Instructions for the task:
Which of the lines below holds the string "text"? Copy every line that does.

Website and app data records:
====================

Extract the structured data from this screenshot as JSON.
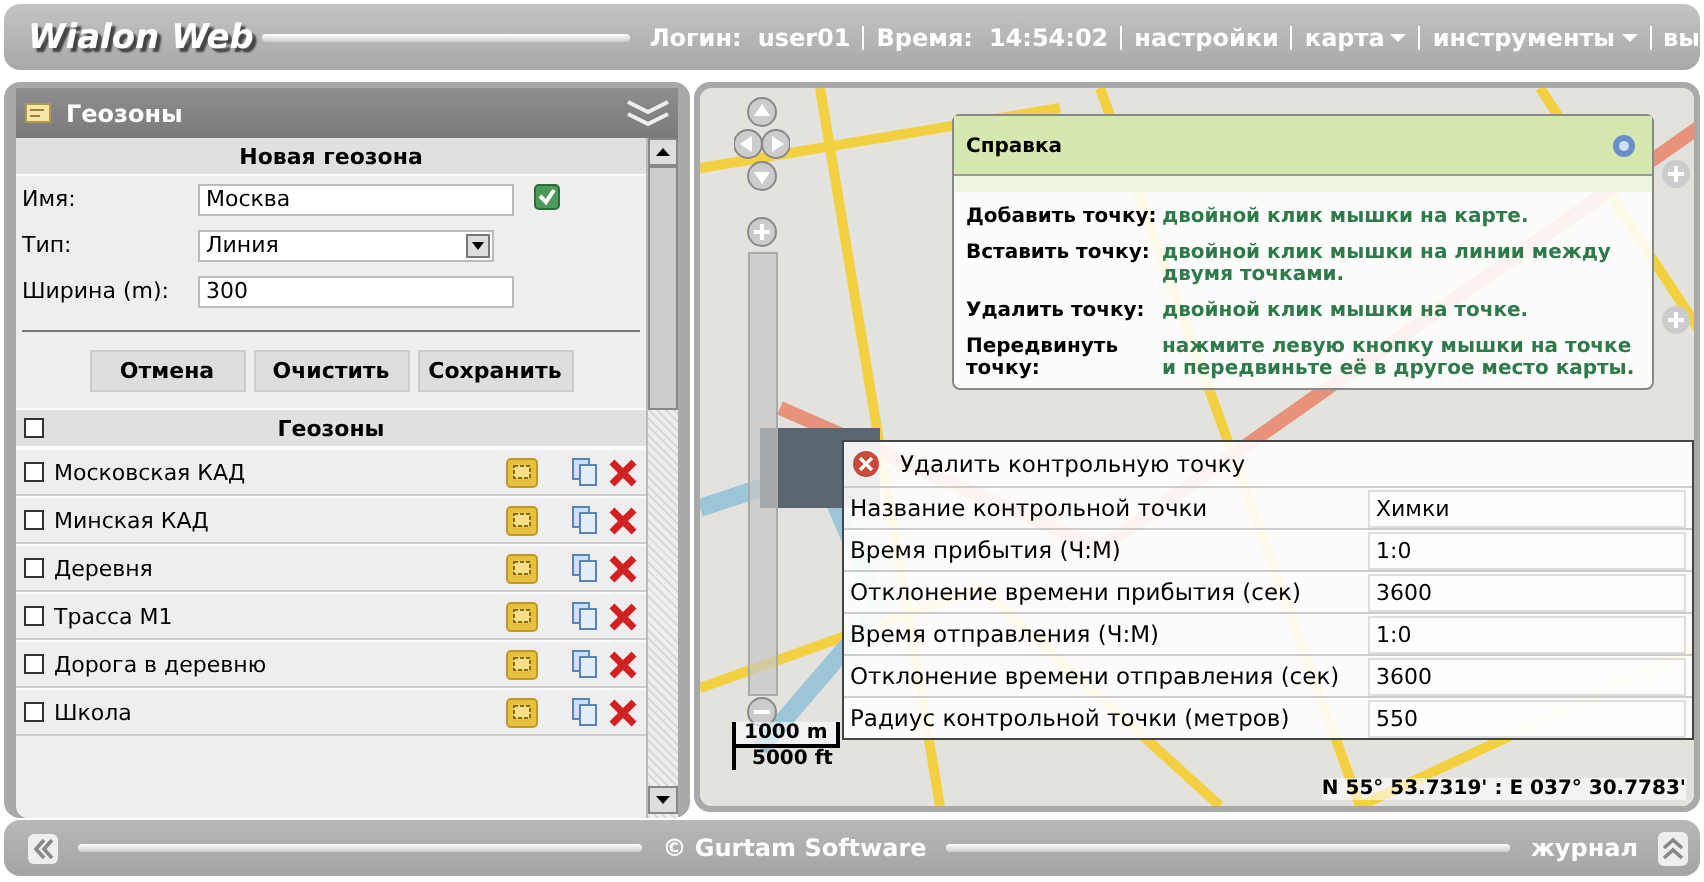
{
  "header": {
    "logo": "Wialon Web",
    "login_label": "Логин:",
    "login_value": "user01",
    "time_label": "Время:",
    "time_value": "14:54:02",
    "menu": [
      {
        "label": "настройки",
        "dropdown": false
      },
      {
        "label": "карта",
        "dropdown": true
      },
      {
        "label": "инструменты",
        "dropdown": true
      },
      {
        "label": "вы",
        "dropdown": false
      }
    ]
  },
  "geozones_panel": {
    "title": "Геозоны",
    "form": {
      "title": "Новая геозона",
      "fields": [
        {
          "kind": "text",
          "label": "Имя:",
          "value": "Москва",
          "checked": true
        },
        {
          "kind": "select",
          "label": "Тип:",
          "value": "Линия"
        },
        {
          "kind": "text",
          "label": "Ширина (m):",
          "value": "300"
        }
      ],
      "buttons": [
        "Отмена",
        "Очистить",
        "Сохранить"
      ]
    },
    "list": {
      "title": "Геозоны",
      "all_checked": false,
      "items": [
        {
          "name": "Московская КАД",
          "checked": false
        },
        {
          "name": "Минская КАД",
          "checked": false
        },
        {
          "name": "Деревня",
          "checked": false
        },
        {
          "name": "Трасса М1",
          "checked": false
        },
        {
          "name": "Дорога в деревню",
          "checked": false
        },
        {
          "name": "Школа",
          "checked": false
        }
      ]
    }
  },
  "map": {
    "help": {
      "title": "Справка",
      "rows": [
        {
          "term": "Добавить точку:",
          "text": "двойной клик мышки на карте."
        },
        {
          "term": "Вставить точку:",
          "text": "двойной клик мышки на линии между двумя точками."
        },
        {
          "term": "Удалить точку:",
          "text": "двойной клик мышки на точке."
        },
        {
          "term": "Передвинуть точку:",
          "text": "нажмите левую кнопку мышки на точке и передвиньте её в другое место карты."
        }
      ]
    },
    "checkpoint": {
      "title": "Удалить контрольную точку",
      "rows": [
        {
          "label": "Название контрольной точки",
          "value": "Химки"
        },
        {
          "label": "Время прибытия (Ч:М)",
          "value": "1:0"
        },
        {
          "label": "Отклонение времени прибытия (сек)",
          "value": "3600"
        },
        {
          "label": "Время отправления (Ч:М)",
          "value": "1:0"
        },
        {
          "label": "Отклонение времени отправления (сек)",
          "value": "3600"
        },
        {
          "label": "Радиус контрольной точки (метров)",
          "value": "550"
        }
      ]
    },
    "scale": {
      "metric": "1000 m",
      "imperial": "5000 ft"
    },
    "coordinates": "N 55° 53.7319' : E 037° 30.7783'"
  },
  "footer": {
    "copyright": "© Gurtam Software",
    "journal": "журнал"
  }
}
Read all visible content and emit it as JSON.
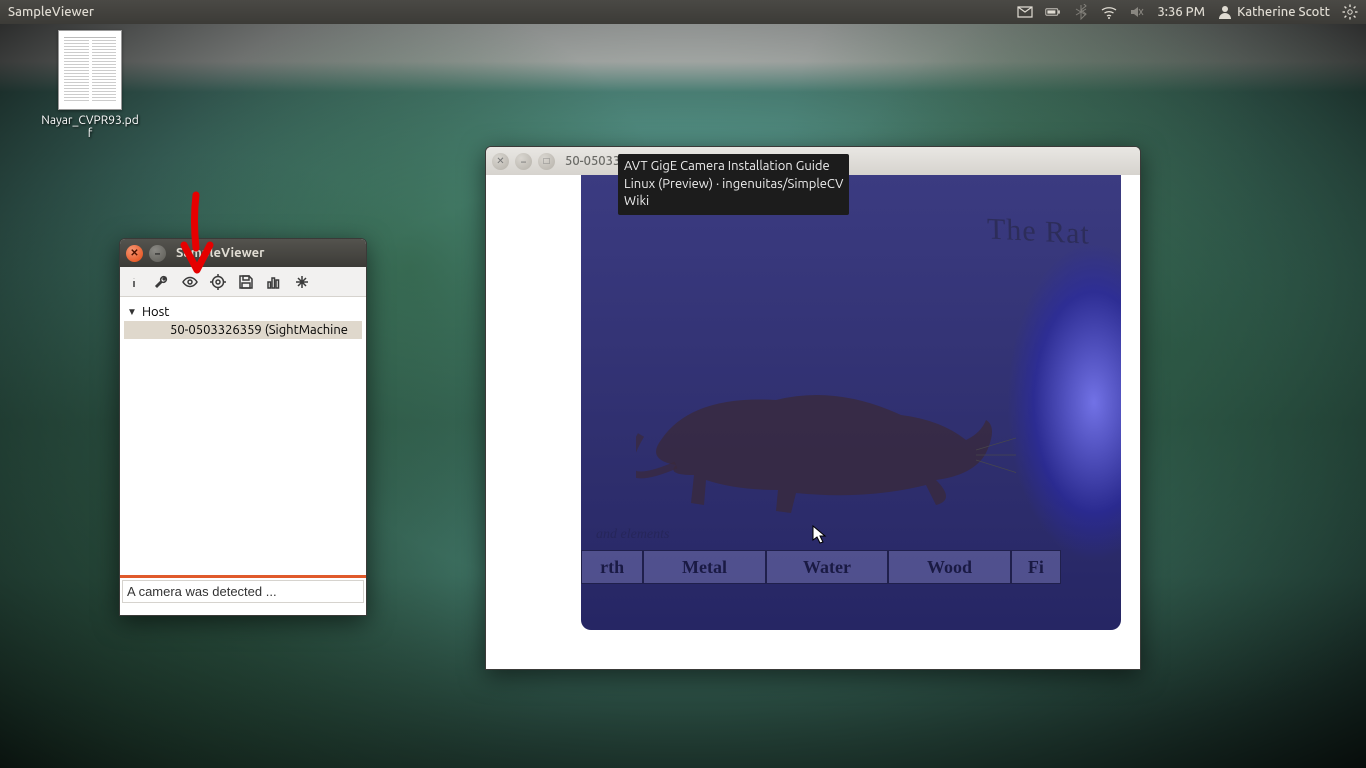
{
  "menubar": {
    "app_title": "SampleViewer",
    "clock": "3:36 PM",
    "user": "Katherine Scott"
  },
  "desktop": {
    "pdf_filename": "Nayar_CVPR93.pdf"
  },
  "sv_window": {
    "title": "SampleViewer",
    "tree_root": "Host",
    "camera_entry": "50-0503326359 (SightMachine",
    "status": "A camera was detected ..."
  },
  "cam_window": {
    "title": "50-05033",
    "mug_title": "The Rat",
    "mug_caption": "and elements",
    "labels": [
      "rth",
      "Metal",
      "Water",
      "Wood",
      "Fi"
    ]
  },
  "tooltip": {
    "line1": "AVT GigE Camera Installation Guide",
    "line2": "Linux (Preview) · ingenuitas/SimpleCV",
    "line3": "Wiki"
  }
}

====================

Response to the task:
          "kind": "text",
          "kind": "text",
          "text": "двойной клик мышки на карте."
          "text": "двойной клик мышки на линии между двумя точками."
          "text": "двойной клик мышки на точке."
          "text": "нажмите левую кнопку мышки на точке и передвиньте её в другое место карты."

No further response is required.